|Keywords:||political economy; Yoruba; historical archaeology; African political institutions; Atlantic West African archaeology; Anthropology and Archaeology; Social Sciences|
|Full text PDF:||http://hdl.handle.net/2027.42/111593|

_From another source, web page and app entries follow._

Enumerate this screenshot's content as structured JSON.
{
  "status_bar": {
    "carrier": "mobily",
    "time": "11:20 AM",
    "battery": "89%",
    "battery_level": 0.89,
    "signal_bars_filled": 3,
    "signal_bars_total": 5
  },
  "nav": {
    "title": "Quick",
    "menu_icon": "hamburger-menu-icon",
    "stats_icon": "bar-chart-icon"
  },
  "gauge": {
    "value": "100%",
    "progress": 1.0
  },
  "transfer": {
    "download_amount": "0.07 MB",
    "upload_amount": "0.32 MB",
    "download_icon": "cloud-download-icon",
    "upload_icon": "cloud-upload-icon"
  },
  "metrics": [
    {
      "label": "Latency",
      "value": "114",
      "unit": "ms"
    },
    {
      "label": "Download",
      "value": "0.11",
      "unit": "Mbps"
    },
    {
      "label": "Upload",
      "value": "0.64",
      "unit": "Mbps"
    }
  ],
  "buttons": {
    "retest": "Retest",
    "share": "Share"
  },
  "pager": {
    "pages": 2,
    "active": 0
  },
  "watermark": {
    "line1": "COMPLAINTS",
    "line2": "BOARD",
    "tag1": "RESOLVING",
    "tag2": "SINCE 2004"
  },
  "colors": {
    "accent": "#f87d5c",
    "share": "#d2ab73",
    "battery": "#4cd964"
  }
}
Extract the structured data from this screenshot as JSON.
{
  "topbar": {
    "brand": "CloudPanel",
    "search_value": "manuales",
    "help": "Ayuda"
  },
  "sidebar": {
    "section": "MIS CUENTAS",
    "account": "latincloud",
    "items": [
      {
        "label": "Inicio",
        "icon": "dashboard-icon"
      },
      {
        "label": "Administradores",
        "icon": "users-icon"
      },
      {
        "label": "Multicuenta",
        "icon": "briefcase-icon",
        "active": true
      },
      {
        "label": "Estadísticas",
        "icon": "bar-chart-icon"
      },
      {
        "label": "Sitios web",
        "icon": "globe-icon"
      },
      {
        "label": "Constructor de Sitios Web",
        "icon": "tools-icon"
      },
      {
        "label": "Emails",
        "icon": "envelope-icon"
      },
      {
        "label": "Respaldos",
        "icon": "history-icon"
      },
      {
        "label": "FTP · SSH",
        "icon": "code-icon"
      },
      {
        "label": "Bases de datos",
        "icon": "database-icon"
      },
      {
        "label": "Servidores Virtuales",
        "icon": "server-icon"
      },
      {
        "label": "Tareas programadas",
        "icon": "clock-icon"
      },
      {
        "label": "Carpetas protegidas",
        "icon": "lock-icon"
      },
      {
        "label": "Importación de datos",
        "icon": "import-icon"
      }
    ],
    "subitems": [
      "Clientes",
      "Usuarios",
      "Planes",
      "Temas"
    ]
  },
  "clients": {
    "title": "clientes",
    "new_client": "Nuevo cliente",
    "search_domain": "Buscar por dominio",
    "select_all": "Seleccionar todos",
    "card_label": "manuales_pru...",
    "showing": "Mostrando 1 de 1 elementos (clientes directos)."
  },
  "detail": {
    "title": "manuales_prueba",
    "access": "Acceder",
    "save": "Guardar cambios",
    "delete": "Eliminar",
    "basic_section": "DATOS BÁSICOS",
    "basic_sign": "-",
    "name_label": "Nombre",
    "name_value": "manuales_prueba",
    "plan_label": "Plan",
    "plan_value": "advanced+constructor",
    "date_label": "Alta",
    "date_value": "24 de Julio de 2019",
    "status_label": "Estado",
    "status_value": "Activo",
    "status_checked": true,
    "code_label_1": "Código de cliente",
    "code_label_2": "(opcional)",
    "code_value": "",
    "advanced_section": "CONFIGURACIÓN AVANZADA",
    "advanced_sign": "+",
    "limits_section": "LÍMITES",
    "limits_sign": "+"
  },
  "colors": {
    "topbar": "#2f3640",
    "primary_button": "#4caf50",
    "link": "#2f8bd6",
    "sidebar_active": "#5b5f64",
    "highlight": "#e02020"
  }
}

Since at least the late first millennium CE, West African societies have participated in long-distance trade networks that linked the region with the rest of Africa and beyond. Over the past half century, archaeological research has documented how African elites actively manipulated these networks to create powerful states. This work has led to an understanding of the intersections between trade, centralization and political economy. Comparatively little attention has been given to the local economies of centralized states: practices such as agriculture, craft production, and labor organization that formed the basis of economic life and underwrote participation in long-distance exchange. Even less is known about the economies and organization of polities not engaged in long-distance exchange. This dissertation presents the first systematic archaeological research of the Shabe kingdom of the central Republic of B??nin. Shabe was and continues to be affiliated with the Ife dynastic field???a network of loosely integrated polities borrowing political symbols and concepts of kingship from Ile-Ife. Research combined reconnaissance survey, intensive transect survey, and test excavations to establish a settlement chronology spanning from Shabe???s foundation around 1600 CE to the end of French colonial rule in 1960. Archaeological evidence is linked to oral histories to produce a model of political, economic, material culture, and landscape change across this period. Shabe political legitimacy was achieved both through appeals to external power structures and control of local economic resources. In both realms, legitimacy was fragile. There is little evidence that Shabe was directly ruled by any non-local polity. There is more evidence for interactions between Shabe elites and distant polities, but even this is limited. Similarly, there is little evidence that Shabe???s rulers exerted centralized control over the local economy. Instead, the Shabe economy in all periods is typical of a frontier economy, in which migrants replicate and adapt the practices of the nearby mature economies that they emigrated from. This finding supports the hypothesis that pre-colonial Shabe political institutions exercised power creatively rather than instrumentally.. Shabe elites were able to control labor and resources through consensus-building, rather than coercion, force, or exclusive access to wealth.